@ChrisBint If you have a web gallery for example, and store the images on the DB, all the work and traffic would have to go through the DB server. If you store paths/urls, you can share the load with the multiple web servers you are talking about. But each situation requires different approaches, hence I said it is a general rule not a set-in-stone law. – hexa Nov 18 '11 at 12:30
You can't "share the load" with multiple servers because you need to figure out how to share the files. NFS? No way ... if you lost the NFS share, then what? At least with a DB, you're syncing them and can resort to a master-slave if needed. – luckytaxi Nov 18 '11 at 13:57
@luckytaxi yes you can. there are several options to synchronize files in directories, rsync is a common example. Just because you don't know how to do it, don't assume everyone can't too. – hexa Nov 18 '11 at 16:31
@hexa haha, seriously? rsync is good and all and I use it religiously but there are BETTER options out there if you want to go that route. How will you push/pull the data? When will you perform this? rsync is only one way, so what happens if B is different than A if A is the authorize server? I would look into Unison or something like DRDB, you know something that's more reliable and meant for something in a clustered environment. – luckytaxi Nov 19 '11 at 12:43

Its probably a question of personal preference.

As a general rule its better to keep the database small. However when you come to enterprise applications they regulary add the images directly to the database.
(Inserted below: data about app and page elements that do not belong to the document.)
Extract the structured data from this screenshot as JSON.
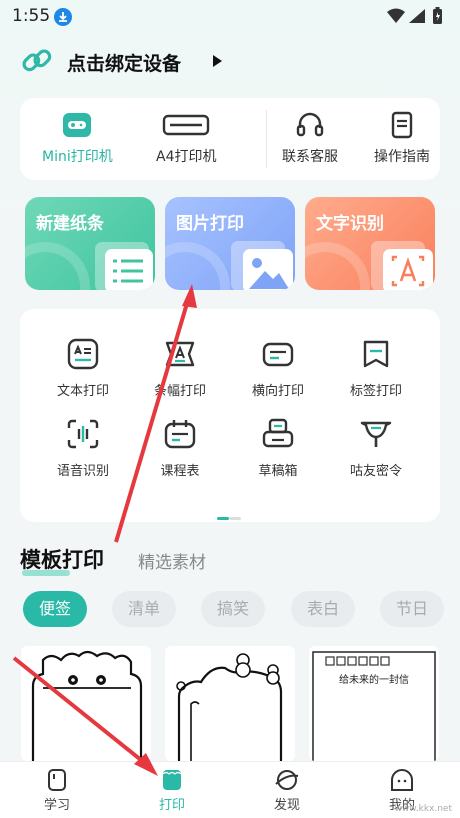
{
  "status": {
    "time": "1:55"
  },
  "header": {
    "title": "点击绑定设备"
  },
  "devices": [
    {
      "label": "Mini打印机",
      "active": true
    },
    {
      "label": "A4打印机",
      "active": false
    },
    {
      "label": "联系客服",
      "active": false
    },
    {
      "label": "操作指南",
      "active": false
    }
  ],
  "features": [
    {
      "label": "新建纸条"
    },
    {
      "label": "图片打印"
    },
    {
      "label": "文字识别"
    }
  ],
  "tools": [
    {
      "label": "文本打印"
    },
    {
      "label": "条幅打印"
    },
    {
      "label": "横向打印"
    },
    {
      "label": "标签打印"
    },
    {
      "label": "语音识别"
    },
    {
      "label": "课程表"
    },
    {
      "label": "草稿箱"
    },
    {
      "label": "咕友密令"
    }
  ],
  "section_tabs": {
    "active": "模板打印",
    "other": "精选素材"
  },
  "chips": [
    "便签",
    "清单",
    "搞笑",
    "表白",
    "节日"
  ],
  "templates": {
    "third_title": "给未来的一封信"
  },
  "nav": [
    {
      "label": "学习"
    },
    {
      "label": "打印"
    },
    {
      "label": "发现"
    },
    {
      "label": "我的"
    }
  ],
  "watermark": "www.kkx.net",
  "colors": {
    "accent": "#29b9a6",
    "annotation_arrow": "#e5393f"
  }
}
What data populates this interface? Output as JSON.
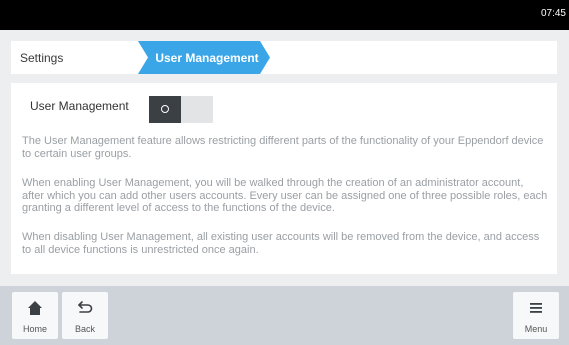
{
  "status_bar": {
    "time": "07:45"
  },
  "breadcrumb": {
    "items": [
      {
        "label": "Settings"
      },
      {
        "label": "User Management"
      }
    ]
  },
  "setting": {
    "label": "User Management",
    "toggle_state": "off"
  },
  "description": [
    "The User Management feature allows restricting different parts of the functionality of your Eppendorf device to certain user groups.",
    "When enabling User Management, you will be walked through the creation of an administrator account, after which you can add other users accounts. Every user can be assigned one of three possible roles, each granting a different level of access to the functions of the device.",
    "When disabling User Management, all existing user accounts will be removed from the device, and access to all device functions is unrestricted once again."
  ],
  "bottom_bar": {
    "home_label": "Home",
    "back_label": "Back",
    "menu_label": "Menu"
  },
  "icons": {
    "home": "home-icon",
    "back": "back-arrow-icon",
    "menu": "hamburger-menu-icon",
    "toggle_knob": "circle-icon"
  },
  "colors": {
    "accent": "#3aa6e8",
    "status_bar": "#000000",
    "toggle_knob": "#3b4044",
    "bottom_bar": "#cdd3d8"
  }
}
If you place them on the file system the db and your file system can get out of sync.

Larger CMS will regulary place those files in the db. However be aware that this requires a larger DB sizing when everything is growing...

When you are saving the url and name only, be sure that these won't change in the future.

With files stored in the database you can implement security easier and you don't have to worry about duplicate filenames.

share|improve this answer

I used to store the path into the URL, but then adding an additional web server to the mix proved less than ideal. For one thing, you'll have to share the path to where the images are stored. We were using NFS and it became slow after a while. We tried syncing the files from one web server to another but the process became cumbersome.

Having said that, I would store them in the DB. I've since moved all my image/file storage over to MongoDB. I know this doesn't satisfy your needs but we've tried it all (even S3) and we weren't happy with the other solutions. If we had to, I would definite throw them inside MySQL.

share|improve this answer

I'd store the url, it's less data and that means a smaller database and faster data fetching from it ;)

share|improve this answer

Personally, I've always stored the URL.

There's no real reason not to store the image directly in the database, but there are benefits to not storing it in the database.

You get more flexibility when you don't store the image in the database. You can easily move it around and just update the URL in the file. So, if you wanted to move the image from your webserver to a service such as Flickr or Amazon Web Services, it would just be as easy as updating the link to the new files. That also gives you easy access to content delivery networks so that the images are delivered to end users quicker.

share|improve this answer

Not the answer you're looking for? Browse other questions tagged or ask your own question.